The draft immigration reform bill being considered by the Senate reads like something out of a bureaucratic nightmare. In addition to inventing "Z" visas for unlawful immigrants and "Y" visas for guest workers, the 300-plus-page version I examined includes specifications for border cameras, penalties for a person who "knowingly enters into two or more marriages for the purpose of evading any immigration law," and special mention of the undesirability of "polygamists, child abductors, and unlawful voters."
More important, the draft legislation ties itself in knots attempting to balance the pro- and anti-immigration forces. On one side are the labor needs of business and America's historic openness to newcomers. On the other side are concerns about national security, the very real worries of American workers, and strong public support for gaining control of the country's borders. That's why, for example, the bill lets U.S. employers potentially hire up to 600,000 temporary Y guest workers, but all employers must attest that their hires "will not adversely affect the wages and working conditions of workers in the U.S. similarly employed." Good luck on that, especially since economists have been arguing about the impact of immigration for the past decade.

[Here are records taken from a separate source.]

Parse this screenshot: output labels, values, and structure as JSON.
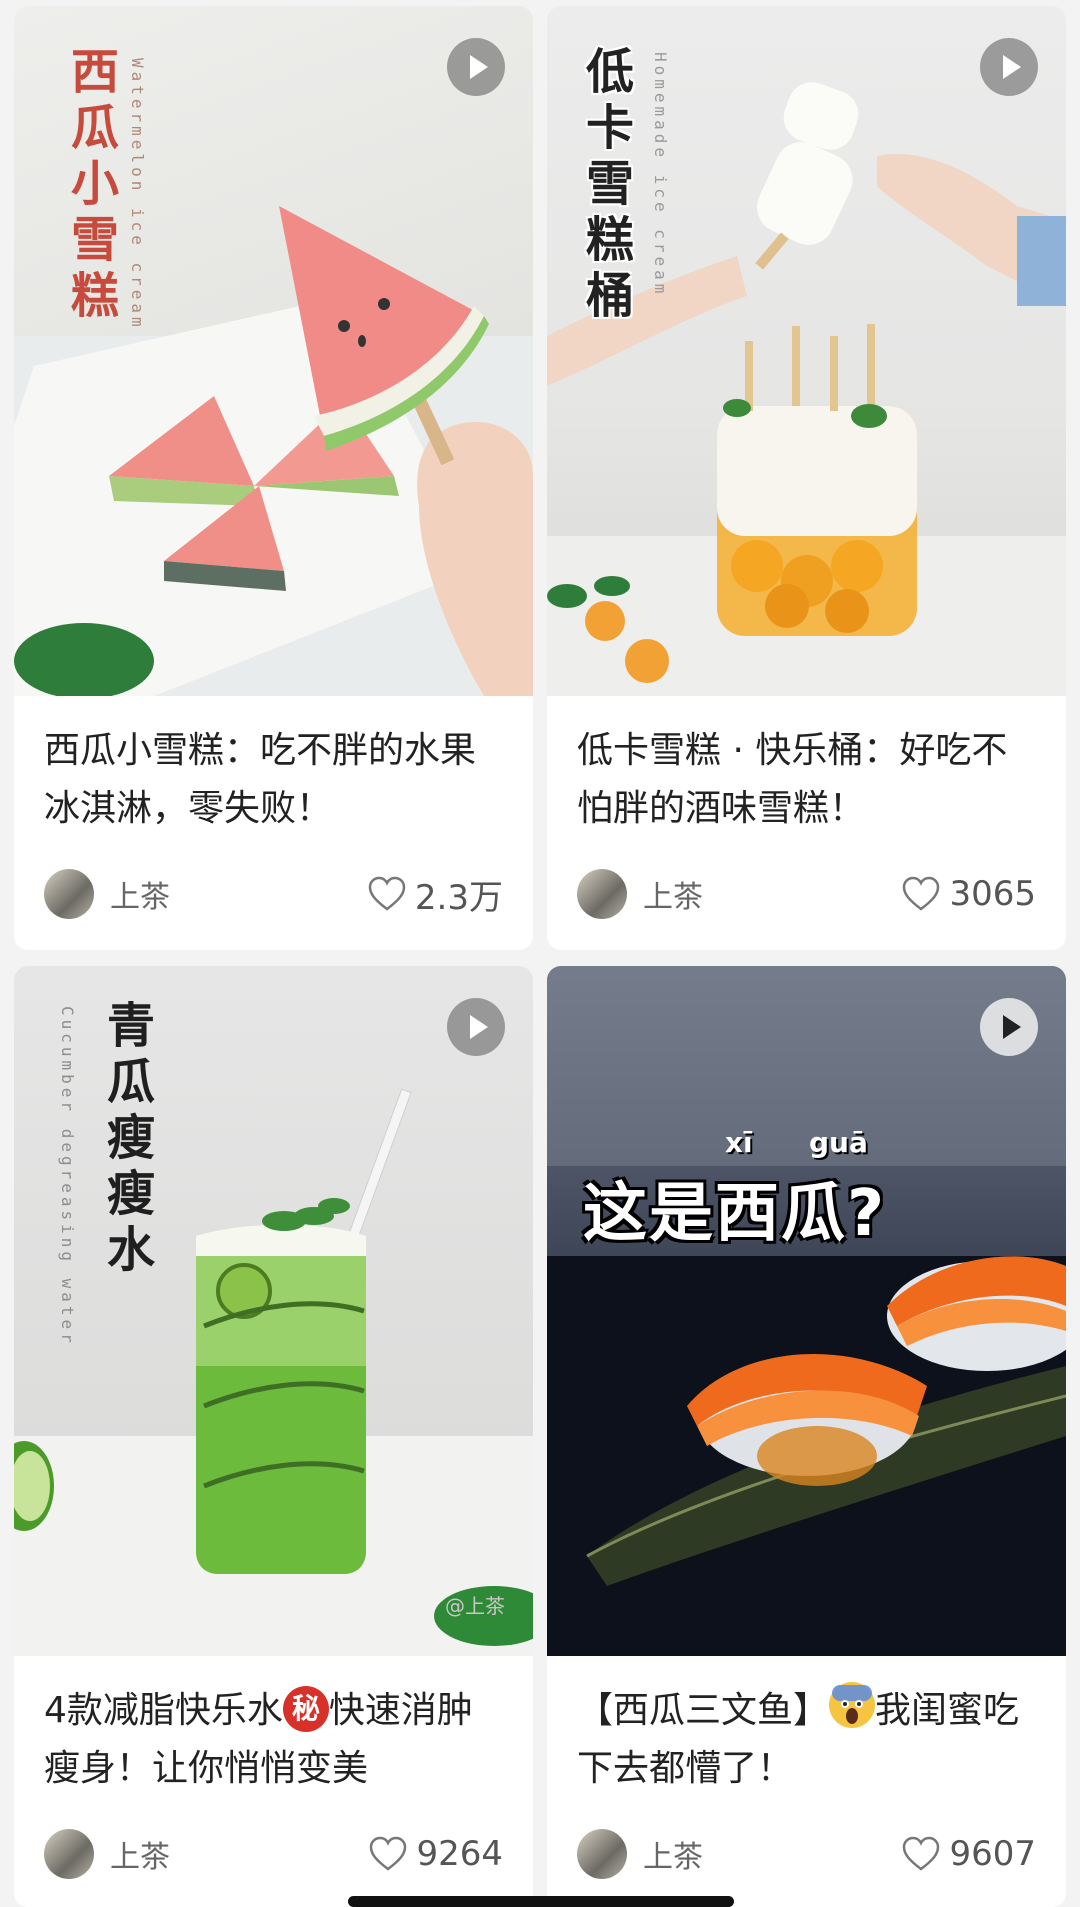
{
  "feed": {
    "cards": [
      {
        "overlay_title": "西瓜小雪糕",
        "overlay_subtitle": "Watermelon ice cream",
        "title": "西瓜小雪糕：吃不胖的水果冰淇淋，零失败！",
        "author": "上茶",
        "likes": "2.3万"
      },
      {
        "overlay_title": "低卡雪糕桶",
        "overlay_subtitle": "Homemade ice cream",
        "title": "低卡雪糕 · 快乐桶：好吃不怕胖的酒味雪糕！",
        "author": "上茶",
        "likes": "3065"
      },
      {
        "overlay_title": "青瓜瘦瘦水",
        "overlay_subtitle": "Cucumber degreasing water",
        "watermark": "@上茶",
        "title_before": "4款减脂快乐水",
        "badge": "秘",
        "title_after": "快速消肿瘦身！让你悄悄变美",
        "author": "上茶",
        "likes": "9264"
      },
      {
        "overlay_pinyin_1": "xī",
        "overlay_pinyin_2": "guā",
        "overlay_title": "这是西瓜?",
        "title_before": "【西瓜三文鱼】",
        "title_after": "我闺蜜吃下去都懵了！",
        "author": "上茶",
        "likes": "9607"
      }
    ]
  },
  "colors": {
    "background": "#f3f3f3",
    "card": "#ffffff",
    "title_text": "#222222",
    "meta_text": "#666666",
    "secret_badge": "#d8312a"
  },
  "icons": [
    "play-icon",
    "heart-icon",
    "screaming-face-emoji"
  ]
}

But really, the bill's sponsors can't be faulted for its convoluted logic or what looks like its probable failure in the face of multiple amendments and intense opposition. Immigration reform, in any flavor, has to contend with today's central reality: In a world where goods, capital, ideas, and services are becoming more and more mobile and able to cross national borders, tighter restrictions on the movement of people are increasingly anachronistic.
Just look at IBM (IBM ), which has for decades been one of the leading lights of the U.S. economy. The company, which earned more than $9 billion in 2006, now has two-thirds of its workers abroad, both foreign nationals and American citizens. It's becoming a "globally integrated enterprise," as CEO Samuel J. Palmisano noted in IBM's latest annual report, "which locates its operations and functions anywhere in the world based on the right cost, the right skills, and the right business environment."
How can this borderless view of the global economy be reconciled with a bill that actually requires the construction or acquisition of at least 20 new detention facilities capable of holding 20,000 "aliens," as they are called in the bill? The answer is it can't, at least for now. One view of the world tears down the walls that separate countries; the other view builds them up.
Europe is wrestling with the same conflicts as the U.S. The European Commission is considering proposals for a crackdown on the large number of illegal immigrants, even as it looks for new ways to admit legally the temporary workers needed for construction, tourism, and agriculture. Meanwhile, Britain has gotten a substantial boost to growth from the migrants from those Eastern European countries that joined the European Union in May, 2004, while France and Germany still have tougher rules for these workers.
Lant Pritchett, an economist at the World Bank and Harvard University's John F. Kennedy School of Government and the author of the 2006 book Let Their People Come, argues that the global pressure for labor movement across national borders is rising. He cites, in particular, the combination of big gaps in wages between rich and poor countries and the slow population growth of many developed countries, which will soon lead to a shrinking workforce unless more immigration is allowed. Cheap communications make a difference as well, says Pritchett, since "it is less psychically costly to move when one can stay in touch."
If Pritchett is right, immigration seems likely to increase rather than decrease in the future, just as trade and communications between countries have grown by leaps and bounds. And no piece of legislation, no matter how finely balanced, is likely to change that.
By Michael Mandel